After six or more hours of rest, the fluid in the bladder equilibrates with the cells to give a useful self-assessment of how much alkaline intake is needed to balance metabolic net acid production. (Learn more about measuring urine pH.) The goal is a healthy pH ranging from 6.5-7.5.
A pH below 6.5 means that NAE is high. This can be ameliorated by increasing intake of alkalinizing MCT (medium chain triglycerides), alkaline amino acids, and minerals.
While it is true that baking soda can easily help neutralize many acids and transiently raise the urine pH, there are other bicarbonate effects to consider:
- Baking soda does not provide a healthy mix of minerals like magnesium to balance calcium, potassium to balance sodium and zinc to balance copper. These minerals are essential to maintain cell energy and function.
- Bicarbonate intake makes it more difficult to test acid-alkaline balance. The first morning urine pH is an effective biomarker for tracking the cellular acid/alkaline status of the body – how well you are alkalinizing. The intake of baking soda can skew the results such that it seems that the body has reached its desired acid/alkaline balance. This is both transient and misleading.

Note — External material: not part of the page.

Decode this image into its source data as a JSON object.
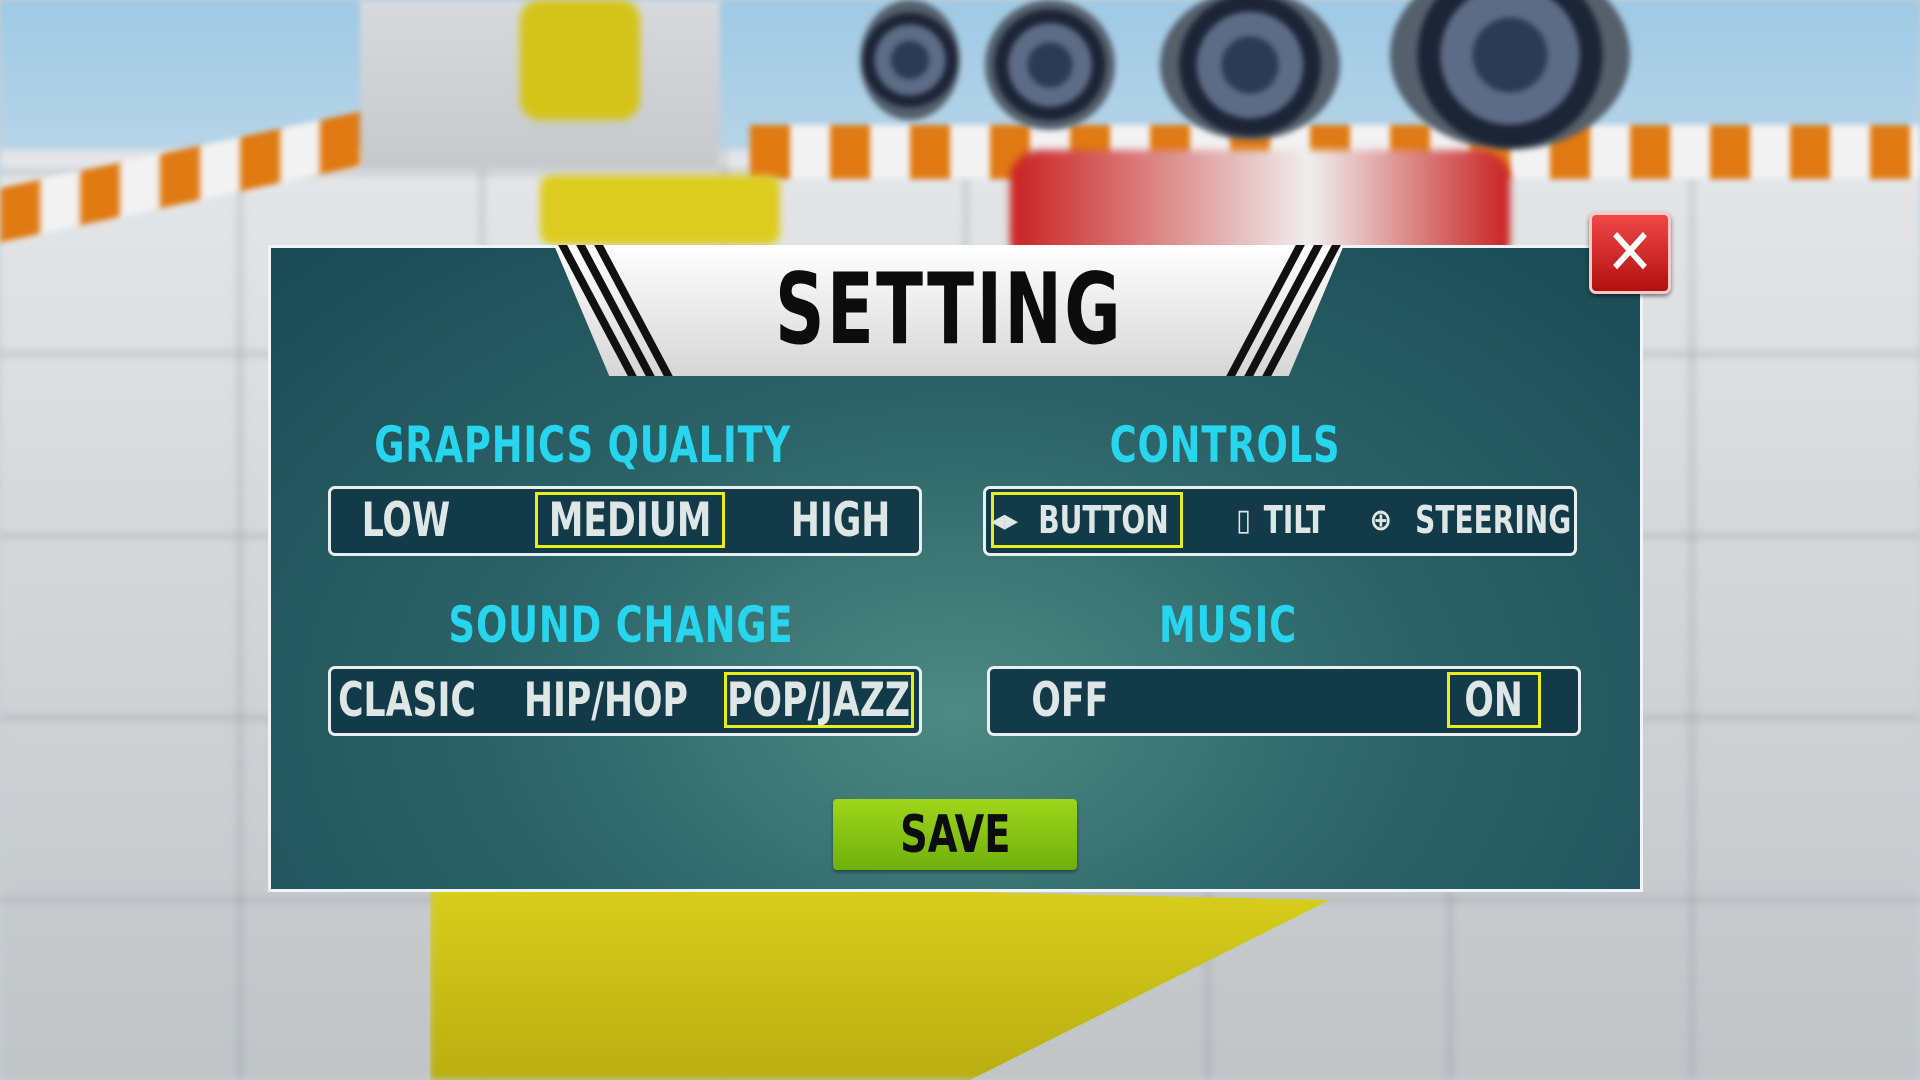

- Bicarbonate neutralizes stomach acid. Adequate stomach acid is essential for healthy digestion. Taking bicarbonates regularly can create a false alkalinity that compromises stomach function. People who routinely use baking soda often experience nausea, bloating and stomach cramps, especially if they are low in histidine, the amino acid that donates the stomach acid proton.
- The sodium load from baking soda can cause fluid retention, particularly edema and nephrotic syndrome in people with compromised kidneys or chronic kidney disease (CKD). Clinically, this means an eGFR of less than 30 ml/min; an eGFR of100 ml/min is considered “healthy.”

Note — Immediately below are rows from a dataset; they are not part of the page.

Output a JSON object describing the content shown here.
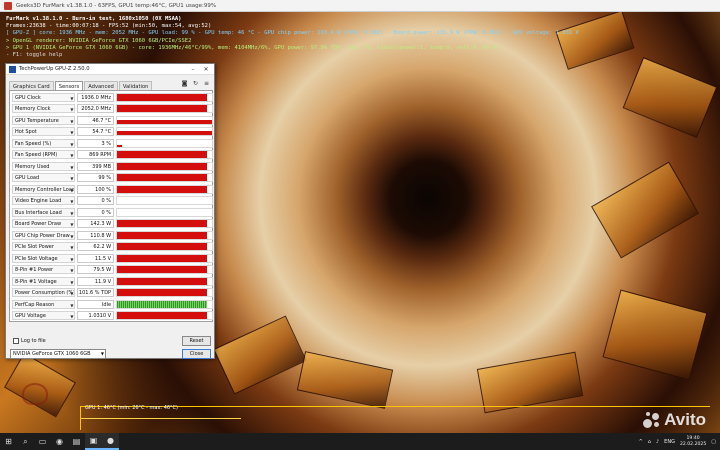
{
  "app": {
    "title": "Geeks3D FurMark v1.38.1.0 - 63FPS, GPU1 temp:46°C, GPU1 usage:99%"
  },
  "osd": {
    "line1": "FurMark v1.38.1.0 - Burn-in test, 1680x1050 (0X MSAA)",
    "line2": "Frames:23638 - time:00:07:18 - FPS:52 (min:50, max:54, avg:52)",
    "line3": "[ GPU-Z ] core: 1936 MHz - mem: 2052 MHz - GPU load: 99 % - GPU temp: 46 °C - GPU chip power: 103.4 W (PPW: 0.502) - Board power: 135.9 W (PPW: 0.382) - GPU voltage: 1.031 V",
    "line4": "> OpenGL renderer: NVIDIA GeForce GTX 1060 6GB/PCIe/SSE2",
    "line5": "> GPU 1 (NVIDIA GeForce GTX 1060 6GB) - core: 1936MHz/46°C/99%, mem: 4104MHz/6%, GPU power: 97.8% TDP, fan: 7%, limits(power:1, temp:0, volt:0, OV:0)",
    "line6": "- F1: toggle help"
  },
  "gpuz": {
    "title": "TechPowerUp GPU-Z 2.50.0",
    "tabs": [
      "Graphics Card",
      "Sensors",
      "Advanced",
      "Validation"
    ],
    "active_tab": "Sensors",
    "sensors": [
      {
        "name": "GPU Clock",
        "value": "1936.0 MHz",
        "level": 0.95
      },
      {
        "name": "Memory Clock",
        "value": "2052.0 MHz",
        "level": 0.95
      },
      {
        "name": "GPU Temperature",
        "value": "46.7 °C",
        "level": 0.55
      },
      {
        "name": "Hot Spot",
        "value": "54.7 °C",
        "level": 0.6
      },
      {
        "name": "Fan Speed (%)",
        "value": "3 %",
        "level": 0.05
      },
      {
        "name": "Fan Speed (RPM)",
        "value": "869 RPM",
        "level": 0.95
      },
      {
        "name": "Memory Used",
        "value": "399 MB",
        "level": 0.95
      },
      {
        "name": "GPU Load",
        "value": "99 %",
        "level": 0.95
      },
      {
        "name": "Memory Controller Load",
        "value": "100 %",
        "level": 0.95
      },
      {
        "name": "Video Engine Load",
        "value": "0 %",
        "level": 0.0
      },
      {
        "name": "Bus Interface Load",
        "value": "0 %",
        "level": 0.0
      },
      {
        "name": "Board Power Draw",
        "value": "142.3 W",
        "level": 0.95
      },
      {
        "name": "GPU Chip Power Draw",
        "value": "110.8 W",
        "level": 0.95
      },
      {
        "name": "PCIe Slot Power",
        "value": "62.2 W",
        "level": 0.95
      },
      {
        "name": "PCIe Slot Voltage",
        "value": "11.5 V",
        "level": 0.95
      },
      {
        "name": "8-Pin #1 Power",
        "value": "79.5 W",
        "level": 0.95
      },
      {
        "name": "8-Pin #1 Voltage",
        "value": "11.9 V",
        "level": 0.95
      },
      {
        "name": "Power Consumption (%)",
        "value": "101.6 % TDP",
        "level": 0.95
      },
      {
        "name": "PerfCap Reason",
        "value": "Idle",
        "level": 0.95
      },
      {
        "name": "GPU Voltage",
        "value": "1.0310 V",
        "level": 0.95
      }
    ],
    "log_to_file": "Log to file",
    "reset": "Reset",
    "close": "Close",
    "gpu_select": "NVIDIA GeForce GTX 1060 6GB"
  },
  "tempgraph": {
    "label": "GPU 1: 46°C (min: 26°C - max: 46°C)"
  },
  "watermark": "Avito",
  "taskbar": {
    "language": "ENG",
    "time": "19:40",
    "date": "22.02.2025"
  },
  "colors": {
    "sensor_bar": "#d40d0d",
    "perfcap_bar": "#2a9a2a",
    "osd_gpuz": "#7fd2ff",
    "osd_gpu1": "#b7f07a"
  }
}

- Sodium bicarbonate can raise cardiovascular risk, owing to its high sodium load. Many people, especially those battling hypertension and cardiac issues, need to minimize their salt intake, not raise it.

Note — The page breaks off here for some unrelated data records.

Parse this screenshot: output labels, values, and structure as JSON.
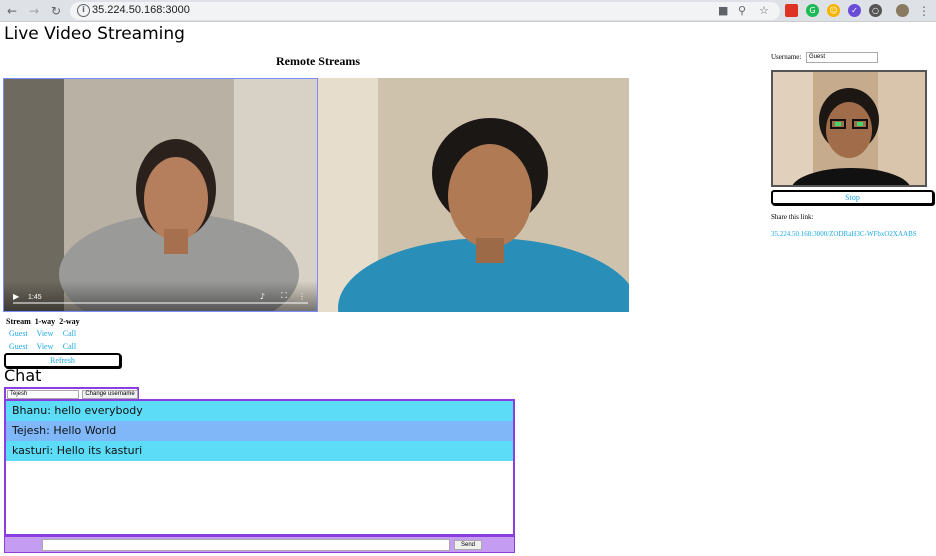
{
  "browser": {
    "url": "35.224.50.168:3000",
    "back_icon": "arrow-left-icon",
    "forward_icon": "arrow-right-icon",
    "reload_icon": "reload-icon"
  },
  "page": {
    "title": "Live Video Streaming",
    "remote_title": "Remote Streams"
  },
  "remote_video": {
    "current_time": "1:45"
  },
  "streams_table": {
    "headers": [
      "Stream",
      "1-way",
      "2-way"
    ],
    "rows": [
      {
        "stream": "Guest",
        "one_way": "View",
        "two_way": "Call"
      },
      {
        "stream": "Guest",
        "one_way": "View",
        "two_way": "Call"
      }
    ]
  },
  "refresh_label": "Refresh",
  "chat": {
    "title": "Chat",
    "username_value": "Tejesh",
    "change_username_label": "Change username",
    "messages": [
      "Bhanu: hello everybody",
      "Tejesh: Hello World",
      "kasturi: Hello its kasturi"
    ],
    "send_label": "Send"
  },
  "local": {
    "username_label": "Username:",
    "username_value": "Guest",
    "stop_label": "Stop",
    "share_label": "Share this link:",
    "share_link": "35.224.50.168:3000/ZODRaH3C-WFbxO2XAABS"
  },
  "colors": {
    "link": "#1ca8e3",
    "chat_border": "#8a3ee0",
    "msg_cyan": "#5ddcf7",
    "msg_blue": "#7fb7f9"
  }
}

- In high amounts, bicarbonate can precipitate leaching of minerals, especially magnesium and calcium, potassium and sodium, zinc and copper. These trace elements are essential for cellular health.
I have nothing against baking soda. In fact, I highly recommend using it in place of laundry detergents and various cleaning products. It also makes a good toothpaste alternative.
But for the reasons stated above, I don’t recommend ingesting baking soda as a route to alkalinization. I have always advocated a “physiology-first” approach to alkalinizing. Induce repair and stimulate alkaline cell renewal through a diet that can be digested, assimilated and eliminated without immune burden and that provides sufficient alkaline intake to balance NAE.
To learn more about alkalinizing the Alkaline Way, visit www.AlkalineWay.com.
Further reading and evidence:
- Jaffe R. The Alkaline Way: Integrative Management of Rheumatoid Arthritis and Other Autoimmune Conditions, in Bioactive Food as Interventions for Arthritis and Related Inflammatory Diseases, Ronald Ross Watson & Victor Preedy (Eds), Academic Press. 2013: p97-112.
- Pizzorno J, Frassetto LA, Katzinger J. 2010. Diet-induced acidosis: is it real and clinically relevant? Br J Nutr 103: 1185-1194
- Whiting SJ, Muirhead JA. 2005. Measurement of net acid excretion by use of paper strips. Nutrition 21: 961-3
- Jaffe, R. Brown S. Acid-Alkaline balance and its Effect on Bone Health. Intl J Integrative Med. 2000; 2 (6): 7-18.
- Mikal S. Homeostasis in Man: Fluids, Electrolytes, Proteins, Vitamins and Minerals in Clinical care, Little Brown, 1967.